ALL LIT UP
Everyone is saying how high their electric bills are, while Ameren reaps record profits. We are forever trying to think of ways to cut down on our bill so we can afford to pay it. These include turning our thermostats down in the winter lower than we've ever had them before and trying the new energy-saving lightbulbs. Why can't Ameren do their part? I tried calling Ameren and got no results. Why, on this bright sunny day at noon with barely a cloud in the sky, are the highway lights behind my house on I-72 going out of Decatur to the west toward Springfield all lit up as far as I can see, burning away and using up electricity unnecessarily?
PROTECT THE CHILDREN
Recently, the Illinois House restored more than $218 million in cuts to
vital human services made by the governor, including more than $27
million to the Illinois Department of Children and Family Services. As a
private human service organization dedicated to protecting children and
strengthening families, Kids Hope United is greatly appreciative.
This is a step in the right direction, but funding needs to be fully
restored — and as soon as possible.
To date, the Illinois Department of Children and Family Services has
experienced a total of more than $45 million in cuts that will affect a
variety of programs, including residential, independent living, foster
care, counseling and adoption support programs.
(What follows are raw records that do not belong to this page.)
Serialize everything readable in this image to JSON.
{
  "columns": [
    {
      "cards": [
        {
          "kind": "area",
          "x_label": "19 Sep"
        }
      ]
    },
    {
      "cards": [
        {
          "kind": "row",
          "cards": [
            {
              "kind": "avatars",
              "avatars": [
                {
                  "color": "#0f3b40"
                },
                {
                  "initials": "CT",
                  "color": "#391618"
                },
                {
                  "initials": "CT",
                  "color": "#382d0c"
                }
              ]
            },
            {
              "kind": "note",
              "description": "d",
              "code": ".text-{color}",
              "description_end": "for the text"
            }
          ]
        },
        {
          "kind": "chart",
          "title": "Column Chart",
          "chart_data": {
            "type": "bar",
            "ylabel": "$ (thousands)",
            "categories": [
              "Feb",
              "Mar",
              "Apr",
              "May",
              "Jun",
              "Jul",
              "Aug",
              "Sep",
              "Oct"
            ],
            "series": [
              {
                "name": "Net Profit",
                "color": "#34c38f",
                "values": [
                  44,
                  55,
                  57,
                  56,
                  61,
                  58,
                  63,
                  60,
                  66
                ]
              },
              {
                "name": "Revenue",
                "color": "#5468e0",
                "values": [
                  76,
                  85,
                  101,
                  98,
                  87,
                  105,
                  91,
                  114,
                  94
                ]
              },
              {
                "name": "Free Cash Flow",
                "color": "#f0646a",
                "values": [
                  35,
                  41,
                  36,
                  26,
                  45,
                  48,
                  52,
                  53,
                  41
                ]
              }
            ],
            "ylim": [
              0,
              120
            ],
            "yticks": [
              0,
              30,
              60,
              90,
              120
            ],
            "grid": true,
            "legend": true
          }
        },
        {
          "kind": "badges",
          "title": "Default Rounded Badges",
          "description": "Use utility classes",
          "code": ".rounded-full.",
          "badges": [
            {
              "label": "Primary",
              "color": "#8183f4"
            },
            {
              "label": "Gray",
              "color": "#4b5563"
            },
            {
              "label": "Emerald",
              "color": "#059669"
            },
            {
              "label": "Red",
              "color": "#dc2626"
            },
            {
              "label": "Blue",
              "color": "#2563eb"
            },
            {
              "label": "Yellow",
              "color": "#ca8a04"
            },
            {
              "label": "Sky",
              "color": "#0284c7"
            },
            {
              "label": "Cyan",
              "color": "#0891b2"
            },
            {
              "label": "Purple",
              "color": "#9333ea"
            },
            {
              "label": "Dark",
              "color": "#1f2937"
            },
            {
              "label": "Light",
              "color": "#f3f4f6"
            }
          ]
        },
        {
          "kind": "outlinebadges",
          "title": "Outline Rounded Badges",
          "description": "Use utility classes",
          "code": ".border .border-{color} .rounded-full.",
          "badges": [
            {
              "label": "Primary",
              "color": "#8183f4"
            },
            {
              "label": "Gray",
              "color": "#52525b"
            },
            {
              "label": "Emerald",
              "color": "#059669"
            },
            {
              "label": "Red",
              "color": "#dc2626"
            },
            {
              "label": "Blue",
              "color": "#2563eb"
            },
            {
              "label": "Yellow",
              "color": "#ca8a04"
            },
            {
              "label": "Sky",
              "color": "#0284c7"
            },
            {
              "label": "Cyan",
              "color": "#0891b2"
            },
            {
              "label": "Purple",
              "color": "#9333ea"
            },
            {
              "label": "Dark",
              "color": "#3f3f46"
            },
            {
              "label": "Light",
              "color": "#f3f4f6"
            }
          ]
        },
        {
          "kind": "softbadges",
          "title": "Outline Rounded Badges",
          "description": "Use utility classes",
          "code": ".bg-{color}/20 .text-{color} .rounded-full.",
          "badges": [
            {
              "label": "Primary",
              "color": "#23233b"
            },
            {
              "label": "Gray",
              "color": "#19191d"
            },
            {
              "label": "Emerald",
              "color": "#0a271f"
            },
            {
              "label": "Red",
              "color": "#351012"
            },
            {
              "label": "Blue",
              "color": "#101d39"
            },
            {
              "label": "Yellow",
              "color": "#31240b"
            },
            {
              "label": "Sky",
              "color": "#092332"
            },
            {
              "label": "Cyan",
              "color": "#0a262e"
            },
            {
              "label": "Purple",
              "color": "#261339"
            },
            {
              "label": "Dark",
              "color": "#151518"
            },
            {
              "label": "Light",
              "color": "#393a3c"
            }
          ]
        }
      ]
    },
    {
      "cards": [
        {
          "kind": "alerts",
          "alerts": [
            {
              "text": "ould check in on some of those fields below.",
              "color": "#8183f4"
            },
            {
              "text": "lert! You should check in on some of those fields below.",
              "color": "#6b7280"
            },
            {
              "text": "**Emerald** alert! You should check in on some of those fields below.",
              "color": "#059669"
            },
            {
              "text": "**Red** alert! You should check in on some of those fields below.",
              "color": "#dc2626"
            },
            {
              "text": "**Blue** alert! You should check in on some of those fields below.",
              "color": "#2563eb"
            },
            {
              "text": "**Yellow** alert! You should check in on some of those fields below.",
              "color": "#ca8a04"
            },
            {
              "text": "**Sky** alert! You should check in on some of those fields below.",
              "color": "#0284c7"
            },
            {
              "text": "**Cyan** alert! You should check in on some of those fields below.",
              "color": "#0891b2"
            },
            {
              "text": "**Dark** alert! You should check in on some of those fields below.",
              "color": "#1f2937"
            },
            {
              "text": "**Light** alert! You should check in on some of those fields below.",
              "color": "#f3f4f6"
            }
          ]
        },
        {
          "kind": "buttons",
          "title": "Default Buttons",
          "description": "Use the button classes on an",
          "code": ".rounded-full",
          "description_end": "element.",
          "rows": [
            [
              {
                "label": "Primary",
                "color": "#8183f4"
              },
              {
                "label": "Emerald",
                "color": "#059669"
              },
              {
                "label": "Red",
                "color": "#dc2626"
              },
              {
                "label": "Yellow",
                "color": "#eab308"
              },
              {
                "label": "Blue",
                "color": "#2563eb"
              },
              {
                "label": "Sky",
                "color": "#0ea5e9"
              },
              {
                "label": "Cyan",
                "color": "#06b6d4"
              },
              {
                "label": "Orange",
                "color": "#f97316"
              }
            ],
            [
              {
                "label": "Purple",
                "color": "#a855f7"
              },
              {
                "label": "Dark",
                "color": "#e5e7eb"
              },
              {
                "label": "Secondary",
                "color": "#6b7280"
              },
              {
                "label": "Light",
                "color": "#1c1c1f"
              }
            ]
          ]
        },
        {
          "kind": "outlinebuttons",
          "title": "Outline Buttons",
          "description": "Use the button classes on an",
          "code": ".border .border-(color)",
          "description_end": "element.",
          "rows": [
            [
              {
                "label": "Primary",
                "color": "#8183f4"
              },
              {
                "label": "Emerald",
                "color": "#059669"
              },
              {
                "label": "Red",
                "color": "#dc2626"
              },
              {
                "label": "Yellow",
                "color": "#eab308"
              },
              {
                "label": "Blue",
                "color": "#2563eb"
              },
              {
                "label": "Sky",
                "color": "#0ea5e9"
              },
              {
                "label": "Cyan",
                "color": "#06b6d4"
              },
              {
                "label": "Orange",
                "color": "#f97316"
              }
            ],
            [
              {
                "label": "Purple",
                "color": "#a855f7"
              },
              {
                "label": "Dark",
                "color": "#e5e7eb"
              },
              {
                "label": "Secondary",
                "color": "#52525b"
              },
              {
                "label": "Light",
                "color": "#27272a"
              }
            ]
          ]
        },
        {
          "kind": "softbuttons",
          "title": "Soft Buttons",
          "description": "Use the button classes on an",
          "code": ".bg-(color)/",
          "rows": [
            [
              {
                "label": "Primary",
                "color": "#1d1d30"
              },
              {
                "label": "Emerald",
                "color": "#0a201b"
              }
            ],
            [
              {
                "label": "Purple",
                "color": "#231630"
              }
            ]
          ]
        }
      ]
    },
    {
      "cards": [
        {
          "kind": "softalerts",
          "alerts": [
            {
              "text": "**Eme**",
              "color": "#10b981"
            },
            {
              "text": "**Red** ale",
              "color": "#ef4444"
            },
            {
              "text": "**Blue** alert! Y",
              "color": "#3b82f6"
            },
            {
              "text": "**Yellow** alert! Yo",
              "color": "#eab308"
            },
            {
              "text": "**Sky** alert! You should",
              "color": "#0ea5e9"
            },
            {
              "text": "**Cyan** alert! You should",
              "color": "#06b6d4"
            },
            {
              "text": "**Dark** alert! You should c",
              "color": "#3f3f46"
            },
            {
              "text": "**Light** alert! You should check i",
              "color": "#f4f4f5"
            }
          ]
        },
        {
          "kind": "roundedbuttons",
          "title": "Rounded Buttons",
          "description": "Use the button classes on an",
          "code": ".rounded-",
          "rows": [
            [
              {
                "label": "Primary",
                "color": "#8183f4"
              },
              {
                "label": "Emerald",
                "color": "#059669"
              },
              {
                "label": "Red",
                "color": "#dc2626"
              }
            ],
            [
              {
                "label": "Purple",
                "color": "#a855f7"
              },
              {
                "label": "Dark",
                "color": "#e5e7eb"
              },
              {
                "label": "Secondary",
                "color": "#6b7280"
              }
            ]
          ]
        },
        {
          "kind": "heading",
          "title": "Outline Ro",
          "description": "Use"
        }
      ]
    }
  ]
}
These are all programs
that support the security and well-being of children and families in the
face of their difficult personal obstacles now and in the future.
Kids Hope United alone faces a 42 percent cut to System of Care funding
that will cost us $800,000 in fiscal year 2009. System of Care works to
stabilize children in their foster homes to prevent unnecessary changes
in placement — keeping children from "bouncing around" from foster
home to foster home. Such a cut will force us to cut in half our staff
serving 25 counties and, consequently, serve fewer vulnerable children
Though legislators are increasingly faced with making hard decisions
during this tough economic time, it is imperative that we protect our
most vulnerable citizens — our children.
Patricia Griffith, executive director
Kids Hope United